Home Page
Find Us on Facebook!
 
Box Pictures!

<< Back to main

What's Happening at Maple Hill Farm!

Posted 7/31/2017 5:22pm by Stefanie Jaeger.

Here at Maple Hill Farm, we raise our hogs on pasture when it is available. Most folks don’t realize hogs eat grass. Our animals enjoy eating legumes and grasses as part of their diet. We try to bale enough hay for them to continue to provide “baled pasture” for the times of the year when there is not pasture available to them. Typically, we need three days of no rain to get hay baled; one day to cut the hay and two days to dry. Up until this week, we have not had those three days of no rain in a row. The days ahead look promising, so the plan is to get all our haying done in the upcoming week. We are almost exactly a month late in getting our hay put up this year, a new record for us!

The rye we have planted is nearly ready to combine. Rye is used on our farm to mill into rye flour and also as a small portion of our hog feed.
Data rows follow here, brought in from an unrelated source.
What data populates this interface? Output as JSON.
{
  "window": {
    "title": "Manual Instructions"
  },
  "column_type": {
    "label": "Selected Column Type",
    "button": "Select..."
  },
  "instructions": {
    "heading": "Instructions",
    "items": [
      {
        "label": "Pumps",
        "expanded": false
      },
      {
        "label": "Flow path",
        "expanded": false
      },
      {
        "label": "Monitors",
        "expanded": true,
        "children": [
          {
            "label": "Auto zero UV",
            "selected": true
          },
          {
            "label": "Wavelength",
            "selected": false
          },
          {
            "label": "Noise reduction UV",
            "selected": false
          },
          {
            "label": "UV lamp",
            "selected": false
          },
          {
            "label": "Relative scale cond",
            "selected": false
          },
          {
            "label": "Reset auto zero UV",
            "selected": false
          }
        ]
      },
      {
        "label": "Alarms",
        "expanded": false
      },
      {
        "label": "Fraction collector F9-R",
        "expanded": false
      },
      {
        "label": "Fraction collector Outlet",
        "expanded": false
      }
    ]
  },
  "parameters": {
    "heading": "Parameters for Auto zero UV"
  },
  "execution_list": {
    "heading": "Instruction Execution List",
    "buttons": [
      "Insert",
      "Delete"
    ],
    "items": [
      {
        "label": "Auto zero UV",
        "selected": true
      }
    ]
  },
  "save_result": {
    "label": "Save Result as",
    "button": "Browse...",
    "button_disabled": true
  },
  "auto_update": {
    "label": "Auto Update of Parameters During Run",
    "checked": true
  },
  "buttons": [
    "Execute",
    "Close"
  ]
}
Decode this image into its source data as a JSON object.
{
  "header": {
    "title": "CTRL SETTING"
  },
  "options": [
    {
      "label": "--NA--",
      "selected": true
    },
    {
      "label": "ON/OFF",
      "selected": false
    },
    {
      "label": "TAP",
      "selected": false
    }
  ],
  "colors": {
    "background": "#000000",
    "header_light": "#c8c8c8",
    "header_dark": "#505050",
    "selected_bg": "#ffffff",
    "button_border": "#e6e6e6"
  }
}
This years’ crop of rye looks like it could be one of our best ever. This is surprising since the plants were under tremendous stress due to a very wet spring.

Our corn crop is looking very good this year even though we were forced to plant two weeks later than normal due to wet conditions. Corn makes up the bulk of the feed our hogs consume, so it is critical that we get a good crop. We grow field peas, which are high in protein, as another part of our hog feed. It appears we may have a bumper crop this year. Most farms use soybeans as a protein source, which requires roasting to make them palatable. For our farm, peas seem the better option since they grow well in our climate and also do not require roasting which reduces some of the energy input needed to produce feed. We have found that oats do very well on most of our soils, and have increased the acreage grown this year. We expect to be combining oats in a couple of weeks to use as feed. The straw from the oats is one of the best to use for bedding our animals in winter months. Another important small grain we grow is spring wheat. We have an on-farm flour mill and we mill much of the wheat we grow into whole wheat flour. You can try out our flour by ordering through the Lake Superior CSA Special Order. We sell our flour to several bakeries, and they all comment on the exception flavor profile of our stone ground flour. Wheat not used for milling ends up as hog feed. Nothing is wasted on a farm! One real side benefit of growing small grains is the straw that is produced. Nothing beats straw for bedding livestock. I enjoy seeing baby pigs burrow into the straw in cold weather knowing that no matter how cold it gets they will be comfortable.

We hope you are enjoying this CSA season and the summer. Tom, Connie and Matt Cogger